'Whoever would assert an equality of genius and elegance between Ogilby and Milton, or Bunyan and Addison, would be thought to defend no less an extravagance, than if he had maintained a mole-hill to be as high as Teneriffe [sic], or a pond as extensive as the ocean. Though there may be found persons, who give the preference to the former authors; no one pays attention to such a taste; and we pronounce without scruple the sentiment of these pretended critics to be absurd and ridiculous.'
This point is picked up by Eric Asimov in his discussion of The Wine Trials:
'since when is popularity an indication of quality? Let's take those 500 people and analyze movies. If forced to sit through, say, both "Porky's'' and Ingmar Bergman's "Persona,'' most people would probably prefer "Porky's.'' Does that make "Porky's'' the better movie, the greater artistic achievement? Most likely, the vote would be an accurate gauge of commercial prospects, but of little else.'
Here is the heart of it: people do not always want to drink 'good' wine, where 'good' is defined in this sense of 'aesthetically superior'. The better wine might not be as pleasing, if purely hedonistic pleasure is the goal. For wine is unlike the arts, in that its first job is to appeal to the senses. An ugly painting, an unsettling film, a discordant piece of music can all be great, but an unpleasant wine necessarily cannot.
Our aesthetic notions of quality only come into play when people want to have a discussion about a wine. For many people this would be anathema. 'I know what I like' is shorthand for 'shut up and leave me alone'. On the other hand, it is only worth paying the premiums for better wines if they appeal to the intellect as well as the senses – if they are to be treated as aesthetic objects as well as pleasing drinks.

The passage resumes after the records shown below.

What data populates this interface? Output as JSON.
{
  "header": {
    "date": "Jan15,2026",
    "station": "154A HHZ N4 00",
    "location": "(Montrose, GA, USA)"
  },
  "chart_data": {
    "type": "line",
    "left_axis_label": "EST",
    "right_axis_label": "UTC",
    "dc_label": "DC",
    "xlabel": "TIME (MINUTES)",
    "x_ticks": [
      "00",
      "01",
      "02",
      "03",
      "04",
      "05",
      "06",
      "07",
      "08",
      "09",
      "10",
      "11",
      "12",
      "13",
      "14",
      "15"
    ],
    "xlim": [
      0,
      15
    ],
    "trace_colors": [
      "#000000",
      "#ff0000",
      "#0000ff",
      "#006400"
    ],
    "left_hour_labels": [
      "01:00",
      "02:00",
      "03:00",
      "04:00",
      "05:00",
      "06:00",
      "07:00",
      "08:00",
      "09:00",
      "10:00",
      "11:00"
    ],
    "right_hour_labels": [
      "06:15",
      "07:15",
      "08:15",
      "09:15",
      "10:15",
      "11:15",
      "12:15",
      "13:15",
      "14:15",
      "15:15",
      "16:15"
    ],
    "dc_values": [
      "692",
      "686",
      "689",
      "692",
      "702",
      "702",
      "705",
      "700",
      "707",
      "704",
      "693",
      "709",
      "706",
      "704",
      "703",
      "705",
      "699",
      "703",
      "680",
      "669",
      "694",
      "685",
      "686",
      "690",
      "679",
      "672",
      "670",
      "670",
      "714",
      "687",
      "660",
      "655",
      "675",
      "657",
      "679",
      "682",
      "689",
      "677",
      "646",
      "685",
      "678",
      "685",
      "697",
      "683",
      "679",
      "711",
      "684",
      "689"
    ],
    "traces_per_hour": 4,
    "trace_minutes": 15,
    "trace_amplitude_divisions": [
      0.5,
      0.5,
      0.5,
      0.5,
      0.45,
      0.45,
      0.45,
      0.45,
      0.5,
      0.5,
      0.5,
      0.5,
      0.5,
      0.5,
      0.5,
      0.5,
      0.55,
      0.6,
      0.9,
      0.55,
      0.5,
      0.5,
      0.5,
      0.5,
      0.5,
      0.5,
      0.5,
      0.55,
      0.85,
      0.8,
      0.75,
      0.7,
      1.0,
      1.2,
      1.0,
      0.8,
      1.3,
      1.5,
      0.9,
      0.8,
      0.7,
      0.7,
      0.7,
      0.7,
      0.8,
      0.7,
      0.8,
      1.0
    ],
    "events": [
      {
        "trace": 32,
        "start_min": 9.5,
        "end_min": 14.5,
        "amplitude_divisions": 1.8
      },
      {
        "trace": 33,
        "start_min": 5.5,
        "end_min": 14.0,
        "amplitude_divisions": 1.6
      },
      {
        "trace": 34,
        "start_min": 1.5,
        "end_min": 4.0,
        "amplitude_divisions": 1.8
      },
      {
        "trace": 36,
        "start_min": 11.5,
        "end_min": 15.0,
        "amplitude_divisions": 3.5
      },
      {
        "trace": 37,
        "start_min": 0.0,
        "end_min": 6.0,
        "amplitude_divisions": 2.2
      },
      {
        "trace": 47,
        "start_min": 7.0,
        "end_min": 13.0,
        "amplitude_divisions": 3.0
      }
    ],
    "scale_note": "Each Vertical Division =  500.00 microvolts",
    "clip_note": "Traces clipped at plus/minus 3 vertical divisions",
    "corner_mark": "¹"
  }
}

This is what hooks us. To provide simultaneous sensual and cerebral pleasure is wine's great attraction, and its great triumph. This drinker often finds that the best, most pleasurable wines in a line-up are those that inspire the longest tasting note. It is the only reason, really, why Bonnes-Mares is objectively better than Blossom Hill: because it gives those of us who have opted in so much more to say.